--- WHAT IS EXPECTED ---
All of the data that follows needs to be printed again, exactly as it reads.
(EXTRACTED MATERIAL)
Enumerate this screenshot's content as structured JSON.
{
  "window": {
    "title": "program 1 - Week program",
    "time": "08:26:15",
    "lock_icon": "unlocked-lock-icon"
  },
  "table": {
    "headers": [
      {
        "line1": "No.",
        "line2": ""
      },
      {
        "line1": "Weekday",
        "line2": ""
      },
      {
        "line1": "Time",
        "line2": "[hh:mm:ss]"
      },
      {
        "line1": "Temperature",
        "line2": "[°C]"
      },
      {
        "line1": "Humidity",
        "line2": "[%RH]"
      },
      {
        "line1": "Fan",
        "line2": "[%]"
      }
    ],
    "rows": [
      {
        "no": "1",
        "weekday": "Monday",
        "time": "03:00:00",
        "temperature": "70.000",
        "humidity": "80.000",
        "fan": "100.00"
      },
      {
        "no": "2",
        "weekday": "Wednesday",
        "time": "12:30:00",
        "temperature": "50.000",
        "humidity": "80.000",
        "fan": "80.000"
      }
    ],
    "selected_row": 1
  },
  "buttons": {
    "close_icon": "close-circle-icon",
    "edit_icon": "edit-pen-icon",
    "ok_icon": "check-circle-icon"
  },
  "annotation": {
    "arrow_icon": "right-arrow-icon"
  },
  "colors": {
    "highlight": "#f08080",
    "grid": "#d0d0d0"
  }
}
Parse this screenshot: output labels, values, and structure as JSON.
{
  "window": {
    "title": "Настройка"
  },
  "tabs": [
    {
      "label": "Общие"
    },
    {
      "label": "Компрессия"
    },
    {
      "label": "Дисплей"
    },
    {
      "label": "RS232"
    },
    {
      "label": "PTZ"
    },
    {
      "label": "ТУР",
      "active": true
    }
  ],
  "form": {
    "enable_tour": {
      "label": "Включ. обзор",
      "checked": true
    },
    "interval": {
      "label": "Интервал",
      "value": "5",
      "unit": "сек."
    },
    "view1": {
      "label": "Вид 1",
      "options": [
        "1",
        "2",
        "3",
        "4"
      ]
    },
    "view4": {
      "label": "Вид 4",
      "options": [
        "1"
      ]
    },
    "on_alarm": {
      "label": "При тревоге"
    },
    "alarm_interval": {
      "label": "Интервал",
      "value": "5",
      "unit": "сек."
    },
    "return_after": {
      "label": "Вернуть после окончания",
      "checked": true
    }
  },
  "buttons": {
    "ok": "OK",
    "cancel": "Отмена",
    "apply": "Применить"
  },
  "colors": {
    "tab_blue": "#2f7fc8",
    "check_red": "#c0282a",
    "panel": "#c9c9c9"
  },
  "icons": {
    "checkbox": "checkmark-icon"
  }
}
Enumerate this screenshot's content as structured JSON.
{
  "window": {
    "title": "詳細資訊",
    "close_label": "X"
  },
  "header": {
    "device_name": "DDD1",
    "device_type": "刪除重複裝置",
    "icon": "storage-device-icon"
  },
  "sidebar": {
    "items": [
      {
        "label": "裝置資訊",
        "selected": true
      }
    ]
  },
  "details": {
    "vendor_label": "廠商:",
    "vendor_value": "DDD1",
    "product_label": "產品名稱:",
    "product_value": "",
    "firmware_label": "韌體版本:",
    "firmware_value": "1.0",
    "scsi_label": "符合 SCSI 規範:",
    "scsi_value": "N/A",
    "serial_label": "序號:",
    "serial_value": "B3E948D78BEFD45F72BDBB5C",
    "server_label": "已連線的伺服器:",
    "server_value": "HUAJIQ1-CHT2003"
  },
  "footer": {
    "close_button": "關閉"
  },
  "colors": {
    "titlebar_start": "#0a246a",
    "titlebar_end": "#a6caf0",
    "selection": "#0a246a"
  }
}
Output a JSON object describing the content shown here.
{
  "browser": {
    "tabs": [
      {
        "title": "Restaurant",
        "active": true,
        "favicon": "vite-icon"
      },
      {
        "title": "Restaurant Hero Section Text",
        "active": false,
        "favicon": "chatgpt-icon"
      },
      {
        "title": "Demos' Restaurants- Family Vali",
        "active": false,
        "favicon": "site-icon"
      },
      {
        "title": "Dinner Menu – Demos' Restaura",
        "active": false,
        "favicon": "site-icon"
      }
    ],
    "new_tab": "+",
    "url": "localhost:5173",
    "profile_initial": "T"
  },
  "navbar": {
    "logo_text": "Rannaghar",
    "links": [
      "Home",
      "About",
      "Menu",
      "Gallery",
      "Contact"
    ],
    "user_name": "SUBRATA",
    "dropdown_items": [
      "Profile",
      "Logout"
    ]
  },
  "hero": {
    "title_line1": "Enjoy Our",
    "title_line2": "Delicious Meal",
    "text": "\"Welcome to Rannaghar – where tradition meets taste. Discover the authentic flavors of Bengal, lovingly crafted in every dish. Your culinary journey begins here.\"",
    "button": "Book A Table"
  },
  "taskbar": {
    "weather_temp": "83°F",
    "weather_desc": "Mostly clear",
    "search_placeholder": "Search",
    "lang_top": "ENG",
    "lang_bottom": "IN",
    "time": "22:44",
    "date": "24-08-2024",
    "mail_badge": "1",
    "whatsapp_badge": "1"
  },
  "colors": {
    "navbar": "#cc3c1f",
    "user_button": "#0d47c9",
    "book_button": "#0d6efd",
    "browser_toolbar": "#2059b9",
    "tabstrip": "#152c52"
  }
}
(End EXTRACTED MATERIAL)
--- RESPONSE TO THE EXERCISE ---
Enumerate this screenshot's content as structured JSON.
{
  "window": {
    "title": "program 1 - Week program",
    "time": "08:26:15",
    "lock_icon": "unlocked-lock-icon"
  },
  "table": {
    "headers": [
      {
        "line1": "No.",
        "line2": ""
      },
      {
        "line1": "Weekday",
        "line2": ""
      },
      {
        "line1": "Time",
        "line2": "[hh:mm:ss]"
      },
      {
        "line1": "Temperature",
        "line2": "[°C]"
      },
      {
        "line1": "Humidity",
        "line2": "[%RH]"
      },
      {
        "line1": "Fan",
        "line2": "[%]"
      }
    ],
    "rows": [
      {
        "no": "1",
        "weekday": "Monday",
        "time": "03:00:00",
        "temperature": "70.000",
        "humidity": "80.000",
        "fan": "100.00"
      },
      {
        "no": "2",
        "weekday": "Wednesday",
        "time": "12:30:00",
        "temperature": "50.000",
        "humidity": "80.000",
        "fan": "80.000"
      }
    ],
    "selected_row": 1
  },
  "buttons": {
    "close_icon": "close-circle-icon",
    "edit_icon": "edit-pen-icon",
    "ok_icon": "check-circle-icon"
  },
  "annotation": {
    "arrow_icon": "right-arrow-icon"
  },
  "colors": {
    "highlight": "#f08080",
    "grid": "#d0d0d0"
  }
}
Parse this screenshot: output labels, values, and structure as JSON.
{
  "window": {
    "title": "Настройка"
  },
  "tabs": [
    {
      "label": "Общие"
    },
    {
      "label": "Компрессия"
    },
    {
      "label": "Дисплей"
    },
    {
      "label": "RS232"
    },
    {
      "label": "PTZ"
    },
    {
      "label": "ТУР",
      "active": true
    }
  ],
  "form": {
    "enable_tour": {
      "label": "Включ. обзор",
      "checked": true
    },
    "interval": {
      "label": "Интервал",
      "value": "5",
      "unit": "сек."
    },
    "view1": {
      "label": "Вид 1",
      "options": [
        "1",
        "2",
        "3",
        "4"
      ]
    },
    "view4": {
      "label": "Вид 4",
      "options": [
        "1"
      ]
    },
    "on_alarm": {
      "label": "При тревоге"
    },
    "alarm_interval": {
      "label": "Интервал",
      "value": "5",
      "unit": "сек."
    },
    "return_after": {
      "label": "Вернуть после окончания",
      "checked": true
    }
  },
  "buttons": {
    "ok": "OK",
    "cancel": "Отмена",
    "apply": "Применить"
  },
  "colors": {
    "tab_blue": "#2f7fc8",
    "check_red": "#c0282a",
    "panel": "#c9c9c9"
  },
  "icons": {
    "checkbox": "checkmark-icon"
  }
}
Enumerate this screenshot's content as structured JSON.
{
  "window": {
    "title": "詳細資訊",
    "close_label": "X"
  },
  "header": {
    "device_name": "DDD1",
    "device_type": "刪除重複裝置",
    "icon": "storage-device-icon"
  },
  "sidebar": {
    "items": [
      {
        "label": "裝置資訊",
        "selected": true
      }
    ]
  },
  "details": {
    "vendor_label": "廠商:",
    "vendor_value": "DDD1",
    "product_label": "產品名稱:",
    "product_value": "",
    "firmware_label": "韌體版本:",
    "firmware_value": "1.0",
    "scsi_label": "符合 SCSI 規範:",
    "scsi_value": "N/A",
    "serial_label": "序號:",
    "serial_value": "B3E948D78BEFD45F72BDBB5C",
    "server_label": "已連線的伺服器:",
    "server_value": "HUAJIQ1-CHT2003"
  },
  "footer": {
    "close_button": "關閉"
  },
  "colors": {
    "titlebar_start": "#0a246a",
    "titlebar_end": "#a6caf0",
    "selection": "#0a246a"
  }
}
Output a JSON object describing the content shown here.
{
  "browser": {
    "tabs": [
      {
        "title": "Restaurant",
        "active": true,
        "favicon": "vite-icon"
      },
      {
        "title": "Restaurant Hero Section Text",
        "active": false,
        "favicon": "chatgpt-icon"
      },
      {
        "title": "Demos' Restaurants- Family Vali",
        "active": false,
        "favicon": "site-icon"
      },
      {
        "title": "Dinner Menu – Demos' Restaura",
        "active": false,
        "favicon": "site-icon"
      }
    ],
    "new_tab": "+",
    "url": "localhost:5173",
    "profile_initial": "T"
  },
  "navbar": {
    "logo_text": "Rannaghar",
    "links": [
      "Home",
      "About",
      "Menu",
      "Gallery",
      "Contact"
    ],
    "user_name": "SUBRATA",
    "dropdown_items": [
      "Profile",
      "Logout"
    ]
  },
  "hero": {
    "title_line1": "Enjoy Our",
    "title_line2": "Delicious Meal",
    "text": "\"Welcome to Rannaghar – where tradition meets taste. Discover the authentic flavors of Bengal, lovingly crafted in every dish. Your culinary journey begins here.\"",
    "button": "Book A Table"
  },
  "taskbar": {
    "weather_temp": "83°F",
    "weather_desc": "Mostly clear",
    "search_placeholder": "Search",
    "lang_top": "ENG",
    "lang_bottom": "IN",
    "time": "22:44",
    "date": "24-08-2024",
    "mail_badge": "1",
    "whatsapp_badge": "1"
  },
  "colors": {
    "navbar": "#cc3c1f",
    "user_button": "#0d47c9",
    "book_button": "#0d6efd",
    "browser_toolbar": "#2059b9",
    "tabstrip": "#152c52"
  }
}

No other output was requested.